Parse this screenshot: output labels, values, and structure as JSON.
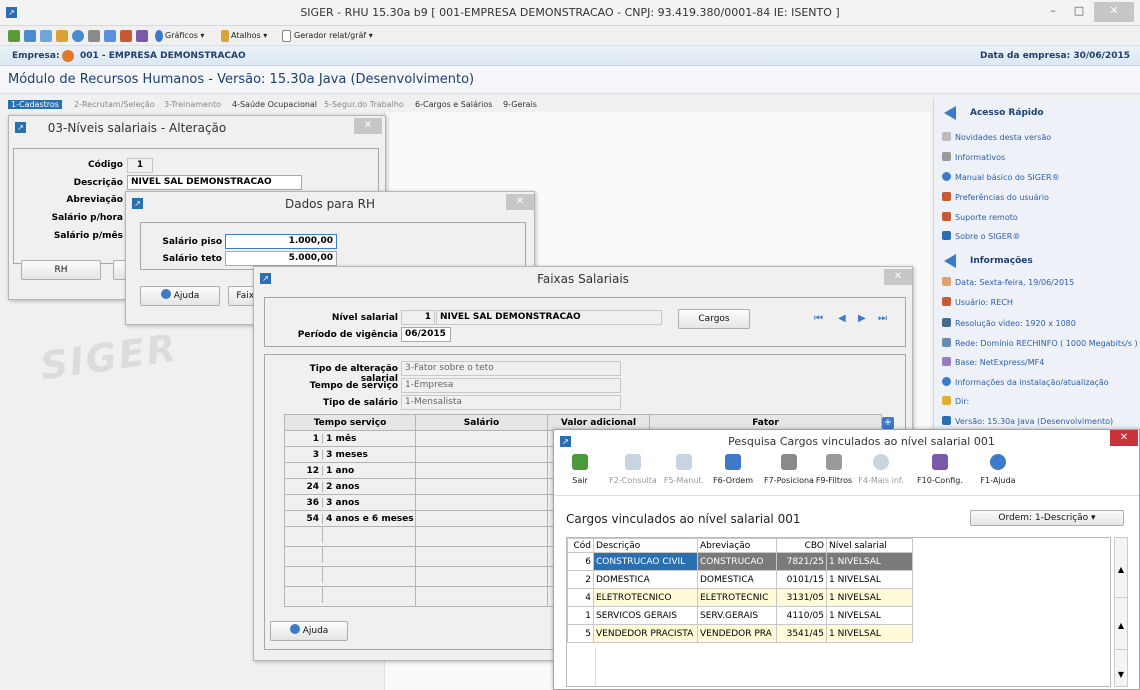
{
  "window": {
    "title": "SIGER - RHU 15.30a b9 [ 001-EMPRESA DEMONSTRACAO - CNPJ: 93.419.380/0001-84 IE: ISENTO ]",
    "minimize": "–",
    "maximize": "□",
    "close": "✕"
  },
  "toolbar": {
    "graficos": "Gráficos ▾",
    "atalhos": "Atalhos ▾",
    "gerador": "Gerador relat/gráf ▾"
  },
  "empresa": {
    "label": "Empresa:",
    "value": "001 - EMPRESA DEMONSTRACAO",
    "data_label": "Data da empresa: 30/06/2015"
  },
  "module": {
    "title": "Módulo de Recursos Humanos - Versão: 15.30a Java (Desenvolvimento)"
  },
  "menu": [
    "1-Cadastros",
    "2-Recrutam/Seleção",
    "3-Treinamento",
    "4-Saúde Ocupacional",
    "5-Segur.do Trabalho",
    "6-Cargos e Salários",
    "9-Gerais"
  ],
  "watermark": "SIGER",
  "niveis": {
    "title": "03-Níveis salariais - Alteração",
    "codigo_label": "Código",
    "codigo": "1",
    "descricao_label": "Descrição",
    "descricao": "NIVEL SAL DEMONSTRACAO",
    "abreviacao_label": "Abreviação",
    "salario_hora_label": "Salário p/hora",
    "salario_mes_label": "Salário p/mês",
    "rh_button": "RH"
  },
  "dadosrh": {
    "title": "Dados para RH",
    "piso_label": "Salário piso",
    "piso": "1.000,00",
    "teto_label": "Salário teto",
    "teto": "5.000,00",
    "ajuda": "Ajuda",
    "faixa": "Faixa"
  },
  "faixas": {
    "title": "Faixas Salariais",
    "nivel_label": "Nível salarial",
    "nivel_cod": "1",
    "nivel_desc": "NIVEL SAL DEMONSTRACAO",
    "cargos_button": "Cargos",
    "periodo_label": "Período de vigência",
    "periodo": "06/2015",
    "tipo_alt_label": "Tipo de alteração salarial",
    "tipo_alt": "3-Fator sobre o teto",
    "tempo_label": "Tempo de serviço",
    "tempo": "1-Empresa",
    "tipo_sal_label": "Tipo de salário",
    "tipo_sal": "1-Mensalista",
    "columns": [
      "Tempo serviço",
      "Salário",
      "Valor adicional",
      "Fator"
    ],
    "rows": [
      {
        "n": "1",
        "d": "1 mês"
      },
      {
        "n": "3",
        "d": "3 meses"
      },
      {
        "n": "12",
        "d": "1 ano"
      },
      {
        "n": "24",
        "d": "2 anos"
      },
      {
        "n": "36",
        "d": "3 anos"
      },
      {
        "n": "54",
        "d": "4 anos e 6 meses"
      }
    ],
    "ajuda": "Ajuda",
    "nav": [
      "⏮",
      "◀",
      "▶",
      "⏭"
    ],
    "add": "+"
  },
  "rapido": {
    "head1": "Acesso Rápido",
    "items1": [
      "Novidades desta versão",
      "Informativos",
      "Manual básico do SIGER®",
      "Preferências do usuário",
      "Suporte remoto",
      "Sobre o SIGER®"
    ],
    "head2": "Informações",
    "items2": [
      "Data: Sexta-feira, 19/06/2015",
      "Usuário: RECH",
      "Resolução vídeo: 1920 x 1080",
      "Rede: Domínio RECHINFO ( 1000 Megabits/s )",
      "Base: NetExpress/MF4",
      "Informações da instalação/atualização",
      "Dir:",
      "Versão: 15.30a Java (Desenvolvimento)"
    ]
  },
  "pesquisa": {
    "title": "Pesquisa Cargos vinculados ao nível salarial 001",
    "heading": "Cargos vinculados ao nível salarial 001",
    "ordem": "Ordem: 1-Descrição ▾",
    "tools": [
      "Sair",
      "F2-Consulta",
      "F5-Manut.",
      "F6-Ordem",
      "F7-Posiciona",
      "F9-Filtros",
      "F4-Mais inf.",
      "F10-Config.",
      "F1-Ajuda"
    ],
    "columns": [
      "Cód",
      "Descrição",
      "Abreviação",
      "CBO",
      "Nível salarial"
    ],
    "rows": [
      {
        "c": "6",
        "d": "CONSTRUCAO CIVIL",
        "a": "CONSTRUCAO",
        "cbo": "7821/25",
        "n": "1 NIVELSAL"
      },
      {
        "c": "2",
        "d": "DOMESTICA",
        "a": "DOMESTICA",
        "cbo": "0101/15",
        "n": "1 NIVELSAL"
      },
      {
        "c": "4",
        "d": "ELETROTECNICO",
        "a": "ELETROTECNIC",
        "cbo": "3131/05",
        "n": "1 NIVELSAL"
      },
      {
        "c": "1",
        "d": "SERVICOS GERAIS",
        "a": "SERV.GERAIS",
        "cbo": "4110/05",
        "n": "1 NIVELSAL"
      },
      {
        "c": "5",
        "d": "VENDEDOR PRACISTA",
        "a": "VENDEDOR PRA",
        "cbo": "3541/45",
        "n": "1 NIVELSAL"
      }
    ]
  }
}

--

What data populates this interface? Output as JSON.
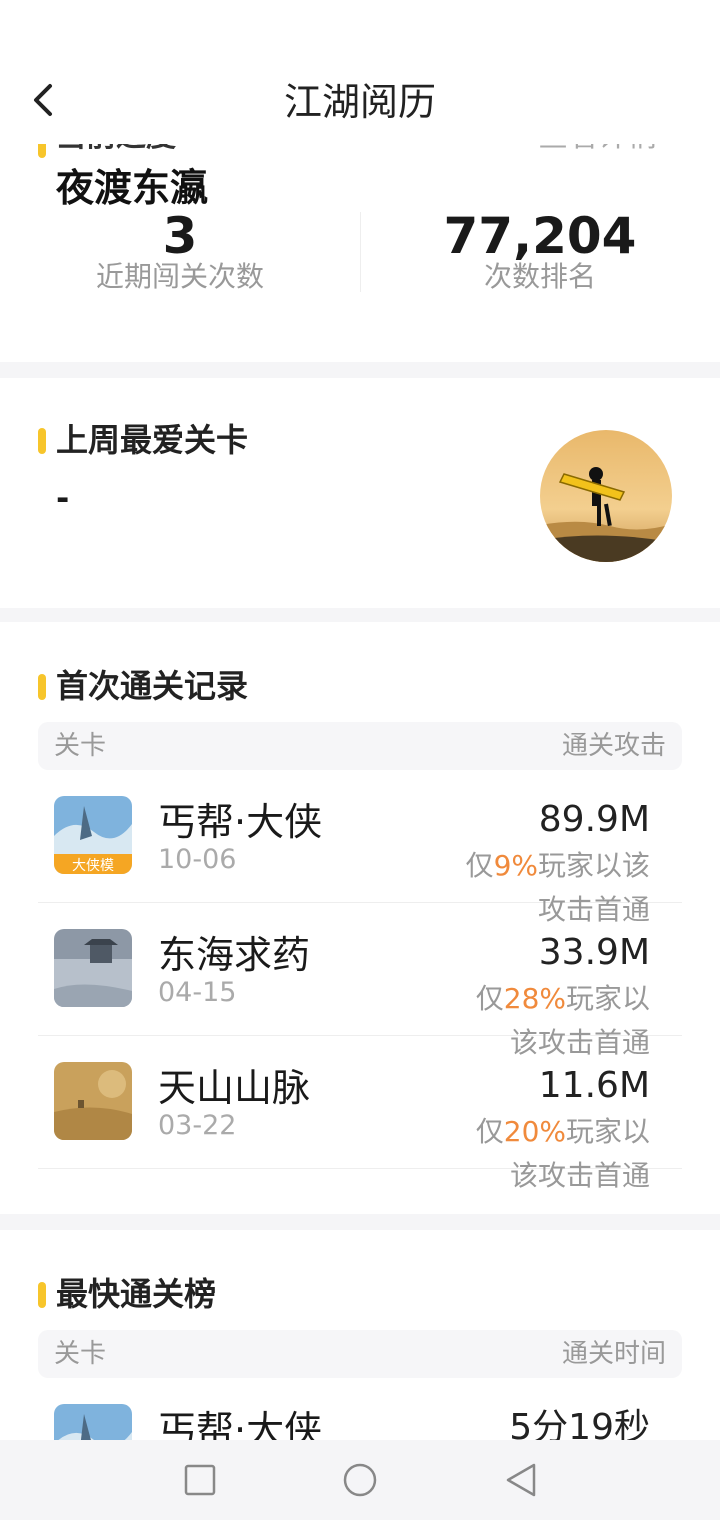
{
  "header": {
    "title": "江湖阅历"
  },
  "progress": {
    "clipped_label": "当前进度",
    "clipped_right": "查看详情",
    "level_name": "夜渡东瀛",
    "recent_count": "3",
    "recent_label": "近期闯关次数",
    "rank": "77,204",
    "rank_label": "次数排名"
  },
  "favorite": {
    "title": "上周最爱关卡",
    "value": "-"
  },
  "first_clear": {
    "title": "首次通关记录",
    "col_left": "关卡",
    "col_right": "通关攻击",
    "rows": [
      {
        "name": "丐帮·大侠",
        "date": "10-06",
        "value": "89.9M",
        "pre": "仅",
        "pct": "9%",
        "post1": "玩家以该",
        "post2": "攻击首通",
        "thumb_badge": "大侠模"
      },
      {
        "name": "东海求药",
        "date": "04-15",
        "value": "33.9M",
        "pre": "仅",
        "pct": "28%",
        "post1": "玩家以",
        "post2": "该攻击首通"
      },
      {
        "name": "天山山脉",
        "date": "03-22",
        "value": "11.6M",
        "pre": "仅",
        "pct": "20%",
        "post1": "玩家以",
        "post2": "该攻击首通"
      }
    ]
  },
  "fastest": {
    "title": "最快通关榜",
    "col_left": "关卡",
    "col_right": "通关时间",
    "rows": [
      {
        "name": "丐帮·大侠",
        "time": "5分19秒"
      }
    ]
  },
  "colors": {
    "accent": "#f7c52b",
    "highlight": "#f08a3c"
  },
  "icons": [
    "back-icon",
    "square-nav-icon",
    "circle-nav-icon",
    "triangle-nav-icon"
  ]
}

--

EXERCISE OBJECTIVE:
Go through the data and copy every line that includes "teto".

COMPLETED TASK:
    "teto_label": "Salário teto",
    "teto": "5.000,00",
    "tipo_alt": "3-Fator sobre o teto",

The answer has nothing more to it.